Main lane freight rates have taken their first step back from their run of record-breaking levels. Carriers will now be watching for how demand holds up following the Golden Week holiday.
Additional capacity coming into operation has provided a breather for shippers but spot rates remain near all-time highs.
A shortage of equipment in China has helped keep spot rates high.
THE rise in containerised spot rates slowed to a crawl this week, indicating that carriers may be approaching peak pricing on the main lane trades.
After breaking records for the past eight weeks with significant gains on many trades, the Shanghai Containerised Freight Index rose by less than 1% this week.
The main headhaul trades finally saw a reversal of fortunes, albeit by tiny amounts. The Asia-Europe rate fell by 0.3%, or just $3 per teu, to $1,079, while on the transpacific the Asia-US west coast lost $11 per teu at $3,856.
While the tiny slide will not be concerning carrier trade lane managers, it may mark the peak, at least for now, of the capacity driven surge in prices that has defined container shipping during the pandemic crisis.
Prices traditionally peak during August and September, driven by cargo owners stocking up ahead of the holiday shopping season at the end of the year, and begin to tail off again in October, when the Golden Week holiday in China sees production put on hold.
This year has, so far, been no different, being remarkable only in that it was initially thought that it would be different. In every previous economic crisis, falling demand has led to a collapse in rates.
But strict capacity management saw rates hold up when demand collapsed, and despite the economic storm clouds on the horizon, demand, particularly in the US, has remained stronger than expected.

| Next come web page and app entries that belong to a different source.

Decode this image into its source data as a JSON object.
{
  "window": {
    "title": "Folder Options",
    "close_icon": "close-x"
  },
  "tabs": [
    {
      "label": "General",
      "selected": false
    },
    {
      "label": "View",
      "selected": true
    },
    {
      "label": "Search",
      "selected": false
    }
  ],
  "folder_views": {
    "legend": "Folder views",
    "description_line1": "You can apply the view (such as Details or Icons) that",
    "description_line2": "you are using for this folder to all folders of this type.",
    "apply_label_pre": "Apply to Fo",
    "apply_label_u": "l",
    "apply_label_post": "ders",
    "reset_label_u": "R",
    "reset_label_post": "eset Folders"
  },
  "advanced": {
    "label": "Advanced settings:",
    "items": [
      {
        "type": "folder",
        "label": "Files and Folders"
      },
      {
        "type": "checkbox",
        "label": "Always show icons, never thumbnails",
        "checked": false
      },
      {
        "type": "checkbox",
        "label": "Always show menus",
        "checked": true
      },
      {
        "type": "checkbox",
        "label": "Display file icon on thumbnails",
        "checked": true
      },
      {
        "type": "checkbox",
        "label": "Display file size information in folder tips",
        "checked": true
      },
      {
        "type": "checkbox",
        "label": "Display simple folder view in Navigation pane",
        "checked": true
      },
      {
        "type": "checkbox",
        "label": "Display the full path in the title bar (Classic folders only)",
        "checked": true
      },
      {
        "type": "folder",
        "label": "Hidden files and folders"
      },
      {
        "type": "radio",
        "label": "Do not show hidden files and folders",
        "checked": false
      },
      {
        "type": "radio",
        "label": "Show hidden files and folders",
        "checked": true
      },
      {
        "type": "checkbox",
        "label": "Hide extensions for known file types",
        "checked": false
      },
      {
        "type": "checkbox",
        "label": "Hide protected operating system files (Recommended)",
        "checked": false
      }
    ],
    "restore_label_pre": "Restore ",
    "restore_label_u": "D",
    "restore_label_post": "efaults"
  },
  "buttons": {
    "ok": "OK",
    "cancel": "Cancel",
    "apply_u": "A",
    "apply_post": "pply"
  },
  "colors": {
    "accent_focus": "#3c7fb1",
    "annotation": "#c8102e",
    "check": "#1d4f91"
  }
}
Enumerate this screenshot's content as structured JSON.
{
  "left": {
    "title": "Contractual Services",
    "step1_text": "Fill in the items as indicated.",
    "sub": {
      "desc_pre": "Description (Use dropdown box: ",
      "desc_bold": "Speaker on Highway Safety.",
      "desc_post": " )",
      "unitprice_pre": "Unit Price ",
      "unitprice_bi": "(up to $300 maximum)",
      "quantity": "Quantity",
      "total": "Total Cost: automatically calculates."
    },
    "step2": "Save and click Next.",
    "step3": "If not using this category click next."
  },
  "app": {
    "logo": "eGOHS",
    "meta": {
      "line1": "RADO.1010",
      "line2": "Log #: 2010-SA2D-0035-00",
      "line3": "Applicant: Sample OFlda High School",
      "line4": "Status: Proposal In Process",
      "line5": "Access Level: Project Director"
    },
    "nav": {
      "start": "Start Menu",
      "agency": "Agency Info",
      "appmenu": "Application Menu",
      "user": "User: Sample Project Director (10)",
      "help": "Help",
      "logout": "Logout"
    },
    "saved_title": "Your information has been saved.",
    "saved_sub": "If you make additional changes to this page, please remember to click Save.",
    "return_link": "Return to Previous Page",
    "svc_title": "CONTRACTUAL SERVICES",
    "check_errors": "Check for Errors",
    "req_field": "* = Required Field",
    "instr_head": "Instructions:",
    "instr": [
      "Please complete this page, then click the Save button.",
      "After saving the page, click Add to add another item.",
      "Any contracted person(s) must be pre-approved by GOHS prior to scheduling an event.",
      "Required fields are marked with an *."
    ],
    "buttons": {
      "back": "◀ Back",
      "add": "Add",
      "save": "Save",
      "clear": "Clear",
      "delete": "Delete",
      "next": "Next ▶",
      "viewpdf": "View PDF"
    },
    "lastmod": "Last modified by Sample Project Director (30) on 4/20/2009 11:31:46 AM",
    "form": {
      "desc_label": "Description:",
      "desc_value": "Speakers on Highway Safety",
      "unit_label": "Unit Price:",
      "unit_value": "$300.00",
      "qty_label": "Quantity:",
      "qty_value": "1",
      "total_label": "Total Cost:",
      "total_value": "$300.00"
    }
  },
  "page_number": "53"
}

This has been driven partially by inventory restocking, so may not last, but carriers have had their strongest peak season in years, in both volumes and rates.
While this has led to accusations of price gouging and investigations into whether lines are using tight capacity to artificially prop up the market, capacity is actually higher this year than last on the transpacific and lines have been restoring previously blanked sailings to meet the demand.
All eyes now, however, will be turning to what happens after Golden Week, with the expectation being that, having learned a valuable lesson, lines will maintain their discipline and remove tonnage again.
Whether current peak rates on the transpacific are sustainable long term remains to be seen. If demand does tail off significantly and economic conditions deteriorate, it would take a serious amount of capacity reduction to keep rates this buoyant.
Nevertheless, issues such as container imbalances, which have led to a shortage of available boxes in export markets, also play a role.
“We believe what we are witnessing is something beyond the usual dynamics of market supply and demand at work,” analysts at Drewry said. “The higher level of concentration in the ocean carrier industry, combined with new, tighter capacity management discipline among carriers are also behind these exceptional freight rate levels.
“Ocean carriers seem to have come to realise the opportunity presented by the coronavirus crisis and that by managing capacity closely, they can manage prices with potency.”
Shippers and forwarders should expect contract freight rates on most routes to increase in 2021, it said.